The Droid DNA's 8-megapixel camera takes impressive-looking photos, but the colors do tend to look a bit over-saturated at times. The camera has a back-illuminated sensor, which helps it perform better in low-light environments, and the camera flash is balanced enough that it doesn't completely wash out whatever you're taking a picture of.
The videos I recorded on the phone came out looking great, and the Droid DNA did a very good job at picking up voices and other audio while recording. One of the nice things about HTC's custom camera app is how it lets you take photos while you record video—something we've started to see on other phones like the Samsung Galaxy S III. It works in a pinch, and it helps ensure that you never miss a photo-worthy moment.

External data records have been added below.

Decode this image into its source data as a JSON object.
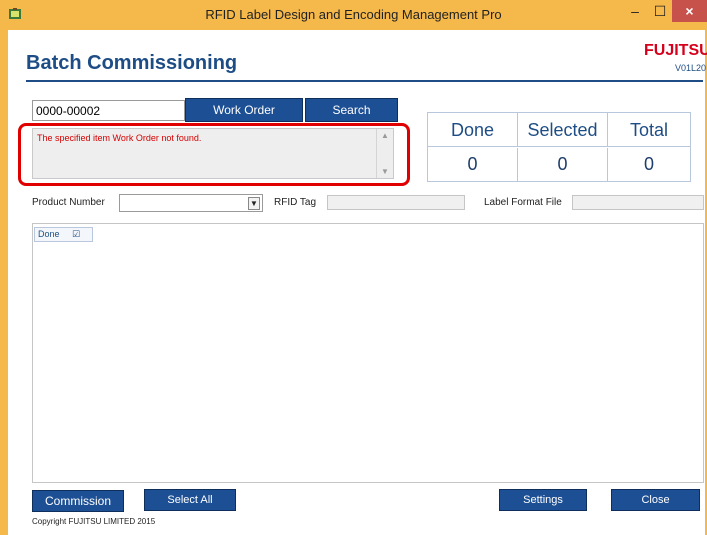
{
  "window": {
    "title": "RFID Label Design and Encoding Management Pro",
    "minimize_glyph": "–",
    "maximize_glyph": "☐",
    "close_glyph": "×"
  },
  "header": {
    "title": "Batch Commissioning",
    "brand": "FUJITSU",
    "version": "V01L20"
  },
  "work_order": {
    "input_value": "0000-00002",
    "work_order_button": "Work Order",
    "search_button": "Search"
  },
  "message": {
    "text": "The specified item Work Order not found.",
    "scroll_up_glyph": "▲",
    "scroll_down_glyph": "▼"
  },
  "stats": {
    "done_label": "Done",
    "selected_label": "Selected",
    "total_label": "Total",
    "done_value": "0",
    "selected_value": "0",
    "total_value": "0"
  },
  "filters": {
    "product_number_label": "Product Number",
    "product_number_value": "",
    "dropdown_glyph": "▼",
    "rfid_tag_label": "RFID Tag",
    "rfid_tag_value": "",
    "label_format_label": "Label Format File",
    "label_format_value": ""
  },
  "grid": {
    "done_header": "Done",
    "check_glyph": "☑"
  },
  "footer": {
    "commission_button": "Commission",
    "select_all_button": "Select All",
    "settings_button": "Settings",
    "close_button": "Close",
    "copyright": "Copyright FUJITSU LIMITED 2015"
  },
  "colors": {
    "titlebar": "#f5b84a",
    "accent": "#1e4d85",
    "button": "#1d4f94",
    "error_text": "#d40000",
    "highlight": "#e00000"
  }
}
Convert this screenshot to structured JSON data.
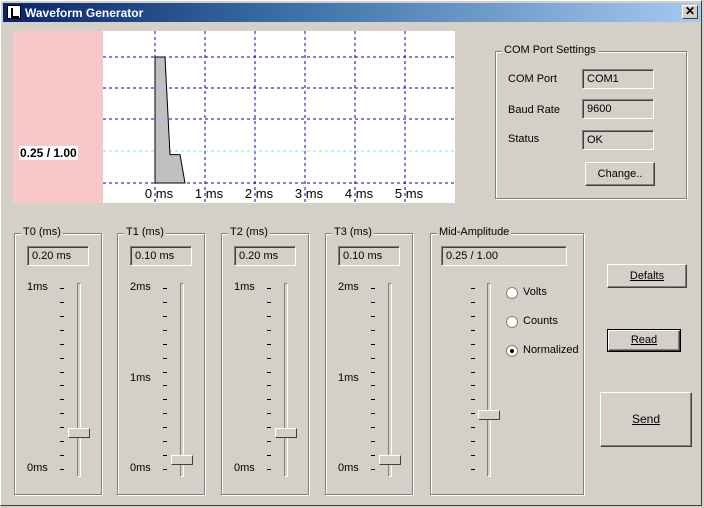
{
  "window": {
    "title": "Waveform Generator",
    "close_glyph": "✕"
  },
  "plot": {
    "amplitude_label": "0.25 / 1.00",
    "x_ticks": [
      "0 ms",
      "1 ms",
      "2 ms",
      "3 ms",
      "4 ms",
      "5 ms"
    ],
    "colors": {
      "left_band": "#f8c8c8",
      "grid": "#0000c0",
      "waveform": "#c0c0c0",
      "midline": "#80e0e0"
    },
    "waveform": {
      "T0_ms": 0.2,
      "T1_ms": 0.1,
      "T2_ms": 0.2,
      "T3_ms": 0.1,
      "amplitude": 0.25
    }
  },
  "com": {
    "title": "COM Port Settings",
    "port_label": "COM Port",
    "port_value": "COM1",
    "baud_label": "Baud Rate",
    "baud_value": "9600",
    "status_label": "Status",
    "status_value": "OK",
    "change_button": "Change.."
  },
  "sliders": [
    {
      "label": "T0 (ms)",
      "value": "0.20 ms",
      "top": "1ms",
      "mid": "",
      "bottom": "0ms",
      "fraction": 0.2
    },
    {
      "label": "T1 (ms)",
      "value": "0.10 ms",
      "top": "2ms",
      "mid": "1ms",
      "bottom": "0ms",
      "fraction": 0.05
    },
    {
      "label": "T2 (ms)",
      "value": "0.20 ms",
      "top": "1ms",
      "mid": "",
      "bottom": "0ms",
      "fraction": 0.2
    },
    {
      "label": "T3 (ms)",
      "value": "0.10 ms",
      "top": "2ms",
      "mid": "1ms",
      "bottom": "0ms",
      "fraction": 0.05
    }
  ],
  "mid_amplitude": {
    "label": "Mid-Amplitude",
    "value": "0.25 / 1.00",
    "fraction": 0.25,
    "options": [
      {
        "label": "Volts",
        "checked": false
      },
      {
        "label": "Counts",
        "checked": false
      },
      {
        "label": "Normalized",
        "checked": true
      }
    ]
  },
  "buttons": {
    "defaults": "Defalts",
    "read": "Read",
    "send": "Send"
  }
}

The 2.1-megapixel camera on the front of the phone is better than most front-facing cameras, but you probably won't want to use it for much outside of the occasional self-portrait or Google Hangout. The custom HTC Gallery app has some interesting features, such as the ability to pull photos from your Picasa, Flickr, and Facebook accounts, and it includes basic editing functions.
Overall, I was quite impressed with the camera and camera software on the Droid DNA. While it's not as good as a standalone point-and-shoot camera, the Droid DNA will be more then adequate for your everyday photo and video needs.
The Droid DNA is an excellent Android smartphone that's held back by subpar battery life, a lack of expandable storage, and an overabundance of bloatware. But, even with these problems, the phone is still one of the best smartphones Verizon has to offer. If you crave raw power and bleeding-edge specs, then the Droid DNA is for you. However, if you're looking for something closer to stock Android on a phone you won't have to charge every day, then I recommend checking out the Motorola Droid Razr Maxx HD instead.